Your objective:
Select, from the data, each line where "type" occurs.

Input for this task:
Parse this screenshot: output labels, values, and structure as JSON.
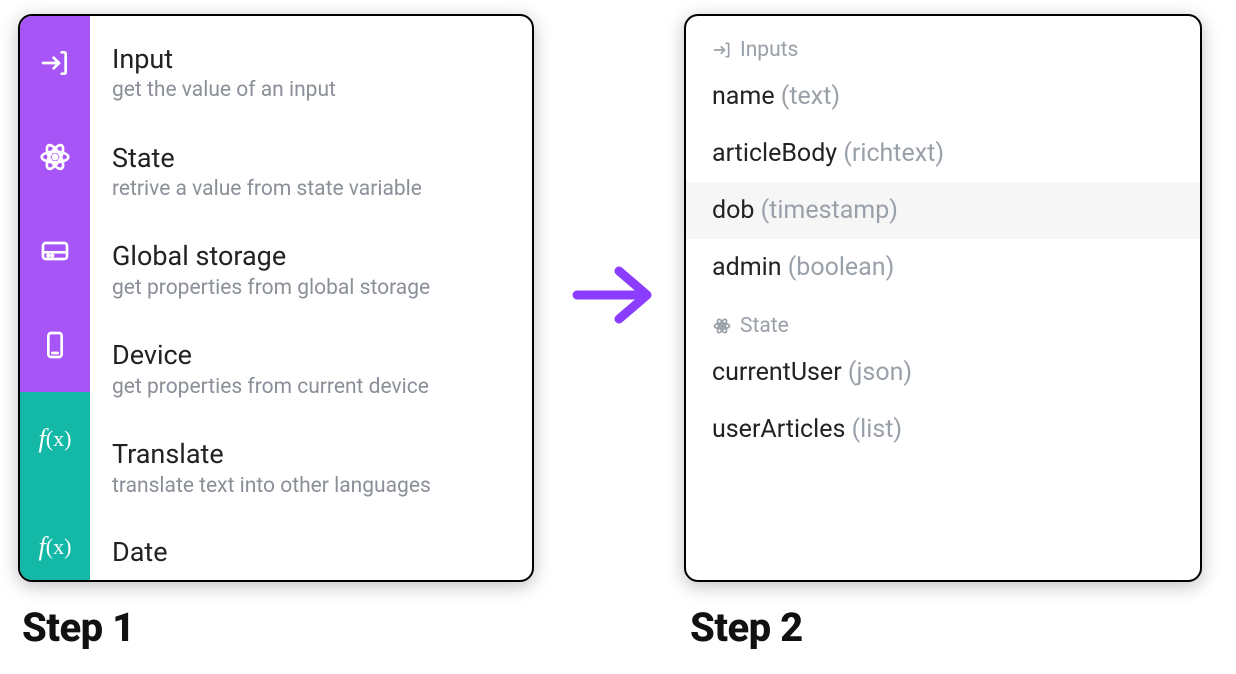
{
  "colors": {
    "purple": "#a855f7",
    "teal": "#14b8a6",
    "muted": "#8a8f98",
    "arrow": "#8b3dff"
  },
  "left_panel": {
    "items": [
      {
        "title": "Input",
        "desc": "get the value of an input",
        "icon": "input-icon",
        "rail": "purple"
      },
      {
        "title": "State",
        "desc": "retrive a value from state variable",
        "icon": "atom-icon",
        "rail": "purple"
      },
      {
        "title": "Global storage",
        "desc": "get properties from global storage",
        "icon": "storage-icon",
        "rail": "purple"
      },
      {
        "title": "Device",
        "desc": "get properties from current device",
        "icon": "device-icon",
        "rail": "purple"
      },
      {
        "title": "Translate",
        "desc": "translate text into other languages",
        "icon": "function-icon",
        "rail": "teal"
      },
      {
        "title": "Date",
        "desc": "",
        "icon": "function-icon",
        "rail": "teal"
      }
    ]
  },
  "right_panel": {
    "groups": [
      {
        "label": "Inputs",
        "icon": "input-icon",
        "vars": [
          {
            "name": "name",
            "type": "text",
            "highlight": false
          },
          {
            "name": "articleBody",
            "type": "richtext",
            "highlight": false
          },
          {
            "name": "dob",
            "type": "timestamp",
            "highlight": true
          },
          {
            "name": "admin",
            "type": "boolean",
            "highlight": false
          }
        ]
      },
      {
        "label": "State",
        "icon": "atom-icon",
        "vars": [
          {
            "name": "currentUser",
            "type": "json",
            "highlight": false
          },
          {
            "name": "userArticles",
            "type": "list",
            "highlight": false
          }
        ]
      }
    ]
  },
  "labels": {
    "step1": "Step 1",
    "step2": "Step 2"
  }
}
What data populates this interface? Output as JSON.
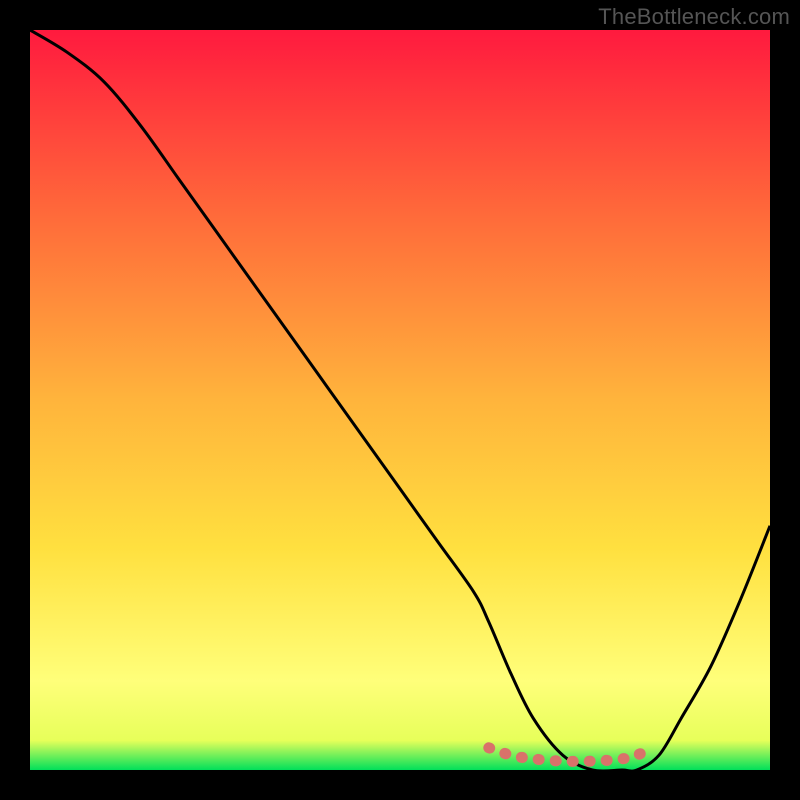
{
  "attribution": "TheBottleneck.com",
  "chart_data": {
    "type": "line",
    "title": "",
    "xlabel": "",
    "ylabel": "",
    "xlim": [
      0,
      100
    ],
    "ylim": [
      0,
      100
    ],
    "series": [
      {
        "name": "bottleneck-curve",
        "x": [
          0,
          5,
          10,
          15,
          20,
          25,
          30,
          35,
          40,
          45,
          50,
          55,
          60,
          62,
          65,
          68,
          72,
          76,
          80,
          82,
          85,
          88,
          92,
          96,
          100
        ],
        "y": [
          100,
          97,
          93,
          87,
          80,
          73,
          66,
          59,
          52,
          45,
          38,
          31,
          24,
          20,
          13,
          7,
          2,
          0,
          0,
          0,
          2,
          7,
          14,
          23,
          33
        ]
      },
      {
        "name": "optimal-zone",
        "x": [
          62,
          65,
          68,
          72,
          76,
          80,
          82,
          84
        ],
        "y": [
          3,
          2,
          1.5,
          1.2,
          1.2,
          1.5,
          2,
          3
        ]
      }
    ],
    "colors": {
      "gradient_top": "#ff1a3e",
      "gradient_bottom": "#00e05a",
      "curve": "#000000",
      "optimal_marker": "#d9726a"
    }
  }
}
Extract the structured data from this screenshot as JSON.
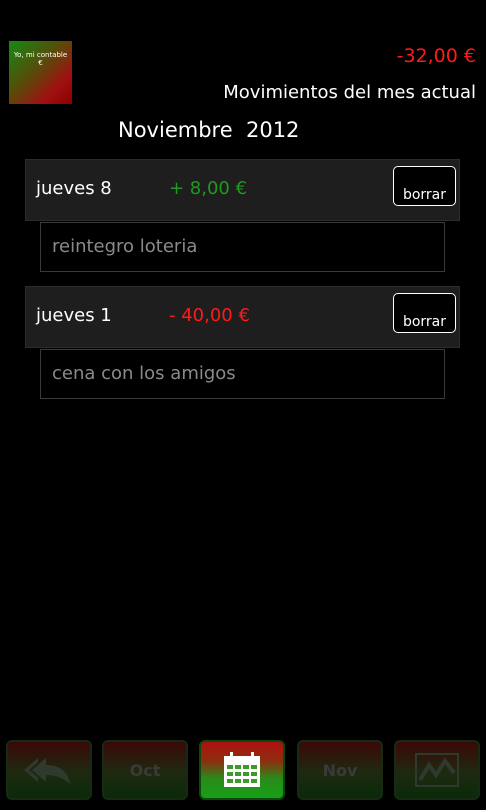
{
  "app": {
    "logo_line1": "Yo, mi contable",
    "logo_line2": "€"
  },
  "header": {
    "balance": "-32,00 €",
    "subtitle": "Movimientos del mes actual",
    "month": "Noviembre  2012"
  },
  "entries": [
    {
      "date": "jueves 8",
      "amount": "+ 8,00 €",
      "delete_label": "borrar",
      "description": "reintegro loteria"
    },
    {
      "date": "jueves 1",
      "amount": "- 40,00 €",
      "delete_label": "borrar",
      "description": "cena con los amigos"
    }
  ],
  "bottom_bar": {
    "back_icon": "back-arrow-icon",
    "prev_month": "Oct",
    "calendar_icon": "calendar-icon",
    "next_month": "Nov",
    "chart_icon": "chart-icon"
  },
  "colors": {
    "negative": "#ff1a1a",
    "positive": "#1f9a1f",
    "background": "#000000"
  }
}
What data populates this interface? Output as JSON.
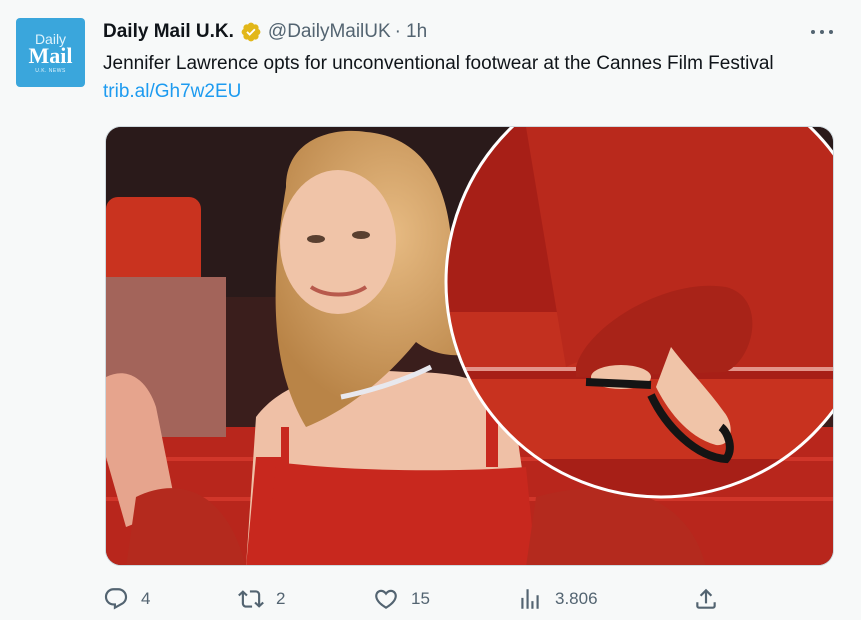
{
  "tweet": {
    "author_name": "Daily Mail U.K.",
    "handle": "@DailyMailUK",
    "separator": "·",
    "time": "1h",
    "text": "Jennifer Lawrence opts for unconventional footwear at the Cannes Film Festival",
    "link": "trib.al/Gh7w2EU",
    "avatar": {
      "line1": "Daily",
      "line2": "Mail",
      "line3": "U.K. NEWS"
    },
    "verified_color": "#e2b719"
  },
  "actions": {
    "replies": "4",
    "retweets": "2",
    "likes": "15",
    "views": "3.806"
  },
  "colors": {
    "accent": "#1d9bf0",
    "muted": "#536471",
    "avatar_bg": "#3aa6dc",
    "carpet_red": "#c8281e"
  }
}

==

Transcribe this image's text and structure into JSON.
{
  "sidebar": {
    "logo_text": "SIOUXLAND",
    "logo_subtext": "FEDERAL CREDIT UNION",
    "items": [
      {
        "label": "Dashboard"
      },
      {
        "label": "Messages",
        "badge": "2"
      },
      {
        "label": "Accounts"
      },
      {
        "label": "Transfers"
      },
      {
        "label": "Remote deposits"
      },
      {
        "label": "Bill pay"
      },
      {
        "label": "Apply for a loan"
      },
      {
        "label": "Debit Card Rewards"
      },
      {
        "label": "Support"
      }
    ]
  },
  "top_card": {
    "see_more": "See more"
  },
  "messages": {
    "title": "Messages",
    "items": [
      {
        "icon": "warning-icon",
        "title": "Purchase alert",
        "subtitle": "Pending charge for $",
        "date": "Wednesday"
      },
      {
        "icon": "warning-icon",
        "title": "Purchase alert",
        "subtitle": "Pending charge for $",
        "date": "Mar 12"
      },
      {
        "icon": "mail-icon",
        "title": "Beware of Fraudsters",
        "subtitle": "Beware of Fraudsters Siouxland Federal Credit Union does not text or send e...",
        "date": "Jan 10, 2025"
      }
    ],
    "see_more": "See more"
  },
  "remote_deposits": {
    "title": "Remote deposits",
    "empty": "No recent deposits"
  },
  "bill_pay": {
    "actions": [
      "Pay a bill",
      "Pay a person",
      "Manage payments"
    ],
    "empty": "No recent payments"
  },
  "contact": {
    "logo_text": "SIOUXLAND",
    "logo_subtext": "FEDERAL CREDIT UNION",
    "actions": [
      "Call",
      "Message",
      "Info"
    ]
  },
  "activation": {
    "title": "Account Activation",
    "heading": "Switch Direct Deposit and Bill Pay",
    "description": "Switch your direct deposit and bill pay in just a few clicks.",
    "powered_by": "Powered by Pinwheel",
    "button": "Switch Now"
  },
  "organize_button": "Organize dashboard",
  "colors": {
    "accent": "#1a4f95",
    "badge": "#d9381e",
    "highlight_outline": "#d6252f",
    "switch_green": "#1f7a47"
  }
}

Your response:
            "type": "text",
            "type": "richtext",
            "type": "timestamp",
            "type": "boolean",
            "type": "json",
            "type": "list",
    "type": "line",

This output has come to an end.